Affirmative action is also deeply divisive. Think about, for example, a policy that involves taking resources away from poor whites and transferring them to blacks. It is hard to think of an action more likely to provoke animosity between the two groups. In this zero-sum worldview there is little prospect of expanding the economy to benefit everyone.
Once Kendi’s line of argument is spelt out it also becomes apparent how Jews can be uncomfortably slotted into it. If they are, or even if they are assumed to be, particularly affluent that can only be because they have unfairly benefited. This is at the root of the poisonous idea that Jews are beneficiaries of ‘hyper-white’ privilege. This notion is not in Kendi’s book but it can easily be drawn from its crass premises.
It is also worth noting that, although I have used Kendi as exemplifying the woke argument on race he is hardly alone. On the contrary, in America the Biden administration has completely bought in to the idea of equity. Discrimination is viewed as morally positive as long as whites are the ones who lose out.
It would be far better if the importance of the old colour blind notion of equality had been upheld instead. With the benefit of hindsight there was only a relatively brief moment – just a few decades - when it held sway. Once it was widely viewed as legitimate to discriminate against blacks now it is sees as reasonable to discriminate against whites. Jews, often perceived as hyper-white, are fair game in the woke world view.
In the context of anti-Semitism the conclusion to King’s “I have a dream” speech is instructive. Although his focus was, quite properly, the plight of American blacks, it does explicitly mention Jews. In King’s view they should be part of a better world in which everyone, regardless of their skin colour or religion, is treated equally. His conclusion repays quoting in full:
“[W]hen we allow freedom ring, when we let it ring from every village and every hamlet, from every state and every city, we will be able to speed up that day when all of God's children, black men and white men, Jews and Gentiles, Protestants and Catholics, will be able to join hands and sing in the words of the old Negro spiritual:

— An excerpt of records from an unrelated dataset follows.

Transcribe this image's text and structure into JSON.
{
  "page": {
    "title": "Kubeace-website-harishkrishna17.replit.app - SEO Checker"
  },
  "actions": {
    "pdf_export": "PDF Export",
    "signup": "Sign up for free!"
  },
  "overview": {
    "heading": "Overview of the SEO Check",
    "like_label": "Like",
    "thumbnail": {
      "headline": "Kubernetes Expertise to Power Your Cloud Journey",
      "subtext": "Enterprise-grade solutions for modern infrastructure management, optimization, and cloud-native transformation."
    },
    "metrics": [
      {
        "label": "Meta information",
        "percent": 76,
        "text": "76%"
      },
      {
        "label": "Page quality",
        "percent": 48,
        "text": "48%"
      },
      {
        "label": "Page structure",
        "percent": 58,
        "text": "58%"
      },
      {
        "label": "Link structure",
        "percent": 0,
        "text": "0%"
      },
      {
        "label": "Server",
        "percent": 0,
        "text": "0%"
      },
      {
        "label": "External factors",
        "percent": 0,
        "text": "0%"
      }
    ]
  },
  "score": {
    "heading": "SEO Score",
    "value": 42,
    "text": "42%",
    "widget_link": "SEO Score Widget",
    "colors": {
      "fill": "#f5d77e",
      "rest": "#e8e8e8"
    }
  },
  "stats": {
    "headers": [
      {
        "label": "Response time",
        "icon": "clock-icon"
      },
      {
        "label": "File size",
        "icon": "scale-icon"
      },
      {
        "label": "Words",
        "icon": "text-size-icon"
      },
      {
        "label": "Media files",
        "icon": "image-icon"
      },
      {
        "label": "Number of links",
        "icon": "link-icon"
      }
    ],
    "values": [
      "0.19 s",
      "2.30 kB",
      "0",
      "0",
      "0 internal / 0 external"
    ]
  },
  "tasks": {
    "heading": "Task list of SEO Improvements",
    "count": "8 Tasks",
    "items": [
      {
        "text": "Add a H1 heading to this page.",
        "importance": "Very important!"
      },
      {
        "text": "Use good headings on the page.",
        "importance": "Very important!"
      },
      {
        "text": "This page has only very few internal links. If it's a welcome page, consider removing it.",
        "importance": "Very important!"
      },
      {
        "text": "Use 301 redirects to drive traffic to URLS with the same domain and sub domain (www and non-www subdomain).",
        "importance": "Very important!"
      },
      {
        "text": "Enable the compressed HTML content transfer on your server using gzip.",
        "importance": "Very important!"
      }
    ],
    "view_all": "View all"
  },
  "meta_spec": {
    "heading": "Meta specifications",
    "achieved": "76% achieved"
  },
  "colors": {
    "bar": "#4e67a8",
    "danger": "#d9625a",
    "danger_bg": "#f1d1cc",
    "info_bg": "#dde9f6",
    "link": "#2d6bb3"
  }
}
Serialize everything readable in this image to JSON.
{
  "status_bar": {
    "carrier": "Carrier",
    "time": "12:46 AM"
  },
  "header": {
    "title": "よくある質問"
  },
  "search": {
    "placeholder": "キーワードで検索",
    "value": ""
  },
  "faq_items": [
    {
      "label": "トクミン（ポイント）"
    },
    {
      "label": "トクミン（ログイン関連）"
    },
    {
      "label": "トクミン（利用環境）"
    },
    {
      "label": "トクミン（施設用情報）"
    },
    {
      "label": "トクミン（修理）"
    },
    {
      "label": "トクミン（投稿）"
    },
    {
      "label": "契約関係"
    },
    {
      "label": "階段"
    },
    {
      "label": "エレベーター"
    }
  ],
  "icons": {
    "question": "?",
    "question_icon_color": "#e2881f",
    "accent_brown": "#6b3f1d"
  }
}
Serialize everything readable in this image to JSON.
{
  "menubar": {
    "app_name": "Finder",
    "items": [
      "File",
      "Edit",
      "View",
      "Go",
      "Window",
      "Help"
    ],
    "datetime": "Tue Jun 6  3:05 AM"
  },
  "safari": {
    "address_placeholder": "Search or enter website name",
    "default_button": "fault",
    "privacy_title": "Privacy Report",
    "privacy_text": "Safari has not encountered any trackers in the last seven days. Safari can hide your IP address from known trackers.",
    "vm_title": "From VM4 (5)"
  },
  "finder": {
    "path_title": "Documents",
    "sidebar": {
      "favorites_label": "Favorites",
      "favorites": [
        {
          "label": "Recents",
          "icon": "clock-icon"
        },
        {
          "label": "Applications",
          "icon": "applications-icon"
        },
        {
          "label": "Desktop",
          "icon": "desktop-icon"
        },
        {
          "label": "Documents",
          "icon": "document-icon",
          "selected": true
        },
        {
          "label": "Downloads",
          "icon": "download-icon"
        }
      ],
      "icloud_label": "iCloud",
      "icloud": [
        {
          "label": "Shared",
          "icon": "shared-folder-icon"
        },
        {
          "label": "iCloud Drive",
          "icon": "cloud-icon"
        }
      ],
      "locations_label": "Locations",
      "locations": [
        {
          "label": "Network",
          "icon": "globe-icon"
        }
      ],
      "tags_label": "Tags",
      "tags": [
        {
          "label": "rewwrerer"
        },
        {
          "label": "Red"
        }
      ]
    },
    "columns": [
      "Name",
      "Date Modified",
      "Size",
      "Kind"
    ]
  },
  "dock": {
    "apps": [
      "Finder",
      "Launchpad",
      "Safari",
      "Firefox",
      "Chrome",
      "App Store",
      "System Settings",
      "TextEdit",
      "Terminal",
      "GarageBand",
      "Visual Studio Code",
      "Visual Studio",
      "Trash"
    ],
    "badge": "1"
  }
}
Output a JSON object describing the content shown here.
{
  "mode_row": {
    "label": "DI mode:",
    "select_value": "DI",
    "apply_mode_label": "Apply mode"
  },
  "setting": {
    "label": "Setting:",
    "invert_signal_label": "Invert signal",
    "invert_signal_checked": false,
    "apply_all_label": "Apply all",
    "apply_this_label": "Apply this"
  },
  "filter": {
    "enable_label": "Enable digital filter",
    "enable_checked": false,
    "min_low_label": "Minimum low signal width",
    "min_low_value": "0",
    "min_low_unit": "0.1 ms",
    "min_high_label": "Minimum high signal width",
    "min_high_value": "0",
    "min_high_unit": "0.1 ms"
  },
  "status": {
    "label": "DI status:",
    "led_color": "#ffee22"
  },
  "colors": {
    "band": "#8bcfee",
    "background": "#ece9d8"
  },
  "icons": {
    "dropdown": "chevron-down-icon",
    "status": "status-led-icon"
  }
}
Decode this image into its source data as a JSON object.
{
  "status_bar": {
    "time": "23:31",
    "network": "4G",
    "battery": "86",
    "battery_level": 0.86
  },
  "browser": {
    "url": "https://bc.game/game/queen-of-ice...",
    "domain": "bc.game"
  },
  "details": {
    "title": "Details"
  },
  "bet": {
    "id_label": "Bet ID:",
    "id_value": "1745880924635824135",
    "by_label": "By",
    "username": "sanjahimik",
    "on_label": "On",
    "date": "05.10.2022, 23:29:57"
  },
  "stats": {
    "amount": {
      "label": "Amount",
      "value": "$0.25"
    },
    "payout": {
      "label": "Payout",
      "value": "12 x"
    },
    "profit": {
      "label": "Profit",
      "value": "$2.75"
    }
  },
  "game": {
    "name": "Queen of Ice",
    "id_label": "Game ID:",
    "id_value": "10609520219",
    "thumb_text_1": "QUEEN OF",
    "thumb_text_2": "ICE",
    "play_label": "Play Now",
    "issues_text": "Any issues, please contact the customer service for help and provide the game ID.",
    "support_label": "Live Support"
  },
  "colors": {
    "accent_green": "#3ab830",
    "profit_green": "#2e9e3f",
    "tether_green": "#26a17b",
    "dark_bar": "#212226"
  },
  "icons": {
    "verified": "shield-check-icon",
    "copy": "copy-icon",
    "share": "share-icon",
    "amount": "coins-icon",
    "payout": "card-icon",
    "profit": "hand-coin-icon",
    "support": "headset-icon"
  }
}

“Free at last! Free at last!
“Thank God Almighty, we are free at last!”